May 25, 2011 at 12:52 pm

All Apps Considered: 5 Great Non-Commercial Music Radio Apps

music radio appsWhen the Decemberists’ latest album debuted at number one on the Billboard 200 chart earlier this year, more than one person pointed out that the folks at NPR and other non-commercial radio stations deserved at least some credit for the band’s sudden popularity.

Public radio stations and other non-commercial stations have become musical tastemakers in recent years, and some offer apps that allow people anywhere to tune in to their local stations from anywhere.

We’re all about the algorithms, because they scale to so much more music, but these human-driven listening apps function as yet another tool in your arsenal for entertaining yourself as you learn about new bands, so you can add them to the profiles that drive your recommendations elsewhere. (That’s the beauty of music apps; unlike MP3 players or smartphones, you don’t need to pick just one.)

And because they all come from universities or public radio stations, you won’t have to hear some guy yelling about local car dealerships in between each chunk of songs.

These five non-commercial iPhone music radio apps stood out from the pack (listed in alphabetical order):

KCRW’s Tastemaking Prowess Extends to its iPhone App

KEXP’s Programming Is Great, But Its App Could Use Work

NPR Music’s iPhone App Serves Up Music, Blogs and More

OPBmusic’s iPhone Music App Is Best of the Northwest

WXPN’s Simple iPhone App Is All About the Music

(Photo courtesy of Flickr/Lee Cannon)

  • Jimbochicago

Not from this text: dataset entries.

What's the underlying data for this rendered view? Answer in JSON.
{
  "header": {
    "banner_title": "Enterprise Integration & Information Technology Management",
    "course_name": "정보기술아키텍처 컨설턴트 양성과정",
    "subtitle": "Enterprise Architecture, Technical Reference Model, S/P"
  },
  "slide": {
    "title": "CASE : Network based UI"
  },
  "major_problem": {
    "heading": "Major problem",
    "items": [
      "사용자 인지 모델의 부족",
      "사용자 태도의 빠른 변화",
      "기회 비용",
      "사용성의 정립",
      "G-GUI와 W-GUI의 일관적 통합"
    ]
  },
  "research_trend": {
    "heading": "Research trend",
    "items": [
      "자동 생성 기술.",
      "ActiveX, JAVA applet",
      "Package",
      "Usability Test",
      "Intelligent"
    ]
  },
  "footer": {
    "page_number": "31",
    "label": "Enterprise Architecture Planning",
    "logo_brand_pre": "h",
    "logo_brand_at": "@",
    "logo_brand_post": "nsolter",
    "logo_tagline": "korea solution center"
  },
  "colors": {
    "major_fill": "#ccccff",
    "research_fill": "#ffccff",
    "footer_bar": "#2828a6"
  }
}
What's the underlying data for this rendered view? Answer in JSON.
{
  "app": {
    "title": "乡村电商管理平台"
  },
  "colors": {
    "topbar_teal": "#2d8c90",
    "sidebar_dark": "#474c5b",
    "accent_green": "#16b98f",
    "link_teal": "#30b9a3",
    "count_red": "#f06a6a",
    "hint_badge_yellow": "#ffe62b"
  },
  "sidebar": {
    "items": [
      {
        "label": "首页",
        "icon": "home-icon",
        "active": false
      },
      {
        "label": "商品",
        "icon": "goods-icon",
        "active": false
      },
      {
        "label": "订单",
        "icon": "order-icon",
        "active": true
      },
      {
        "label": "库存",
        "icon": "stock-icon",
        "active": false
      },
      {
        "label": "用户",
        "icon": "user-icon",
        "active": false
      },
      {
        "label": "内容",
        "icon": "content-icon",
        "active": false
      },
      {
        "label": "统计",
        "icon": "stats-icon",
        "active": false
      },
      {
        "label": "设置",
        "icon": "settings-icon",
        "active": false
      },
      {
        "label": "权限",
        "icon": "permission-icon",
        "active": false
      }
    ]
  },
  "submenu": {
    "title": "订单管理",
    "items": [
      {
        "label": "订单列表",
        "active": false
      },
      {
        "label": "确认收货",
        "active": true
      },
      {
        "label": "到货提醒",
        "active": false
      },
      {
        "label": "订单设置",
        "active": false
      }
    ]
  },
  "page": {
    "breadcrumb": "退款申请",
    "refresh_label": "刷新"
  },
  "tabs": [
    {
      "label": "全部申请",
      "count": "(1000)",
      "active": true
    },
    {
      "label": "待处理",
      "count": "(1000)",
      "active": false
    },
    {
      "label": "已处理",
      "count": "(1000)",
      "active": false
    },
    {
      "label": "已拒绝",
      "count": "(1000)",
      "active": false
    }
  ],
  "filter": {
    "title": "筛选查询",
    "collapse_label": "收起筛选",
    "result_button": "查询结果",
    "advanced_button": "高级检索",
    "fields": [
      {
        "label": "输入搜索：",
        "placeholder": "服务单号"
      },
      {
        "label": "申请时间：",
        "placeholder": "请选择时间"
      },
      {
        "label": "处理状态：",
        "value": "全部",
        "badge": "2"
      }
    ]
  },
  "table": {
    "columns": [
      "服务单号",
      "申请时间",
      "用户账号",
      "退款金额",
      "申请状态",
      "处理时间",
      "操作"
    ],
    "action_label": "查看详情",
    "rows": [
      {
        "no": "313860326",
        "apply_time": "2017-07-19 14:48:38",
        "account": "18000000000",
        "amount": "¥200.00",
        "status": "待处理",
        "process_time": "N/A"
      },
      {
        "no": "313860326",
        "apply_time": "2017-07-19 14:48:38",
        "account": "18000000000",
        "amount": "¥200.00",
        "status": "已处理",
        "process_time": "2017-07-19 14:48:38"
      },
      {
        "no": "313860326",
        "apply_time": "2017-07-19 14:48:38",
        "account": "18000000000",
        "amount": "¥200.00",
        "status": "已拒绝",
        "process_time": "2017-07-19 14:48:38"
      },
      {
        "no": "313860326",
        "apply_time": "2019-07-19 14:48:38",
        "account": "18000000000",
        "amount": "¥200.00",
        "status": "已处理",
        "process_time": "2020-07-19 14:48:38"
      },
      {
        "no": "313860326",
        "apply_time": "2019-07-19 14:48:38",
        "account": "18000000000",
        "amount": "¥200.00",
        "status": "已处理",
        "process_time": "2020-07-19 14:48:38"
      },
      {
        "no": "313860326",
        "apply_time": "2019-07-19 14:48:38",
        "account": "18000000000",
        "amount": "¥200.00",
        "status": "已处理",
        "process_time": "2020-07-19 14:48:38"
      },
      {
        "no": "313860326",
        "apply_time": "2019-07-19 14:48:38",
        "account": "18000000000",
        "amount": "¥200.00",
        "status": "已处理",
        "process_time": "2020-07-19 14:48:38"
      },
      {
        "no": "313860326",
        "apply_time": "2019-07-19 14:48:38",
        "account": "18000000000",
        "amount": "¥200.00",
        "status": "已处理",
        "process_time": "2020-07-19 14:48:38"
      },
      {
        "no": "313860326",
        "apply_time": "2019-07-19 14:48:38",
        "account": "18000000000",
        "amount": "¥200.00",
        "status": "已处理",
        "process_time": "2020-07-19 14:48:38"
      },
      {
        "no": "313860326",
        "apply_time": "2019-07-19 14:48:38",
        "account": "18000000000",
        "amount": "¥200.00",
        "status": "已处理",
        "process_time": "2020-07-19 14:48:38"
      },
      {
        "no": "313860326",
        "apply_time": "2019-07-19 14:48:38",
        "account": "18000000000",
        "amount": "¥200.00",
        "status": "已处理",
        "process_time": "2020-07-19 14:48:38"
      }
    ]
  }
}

    You left a big example out, when it comes to personalization and using technology to discover: Public Radio On Location . Right, for now it’s a symbian app for Nokia’s Astound, N8, E7, but next builds surely will be Apple & Android.

    This one uses GPS and a roller-dial that you use indicate your flavor of story. Life Around Here? Famous? Humanity? etc. Then it feeds a stream, reaching back into NPR’s archives so you get feature stories and interviews (not old news, although these are often pegged on things like Katrina or 911). And it’s just fascinating to be driving through with NPR’s best schooling you on stuff you had no idea was right around you.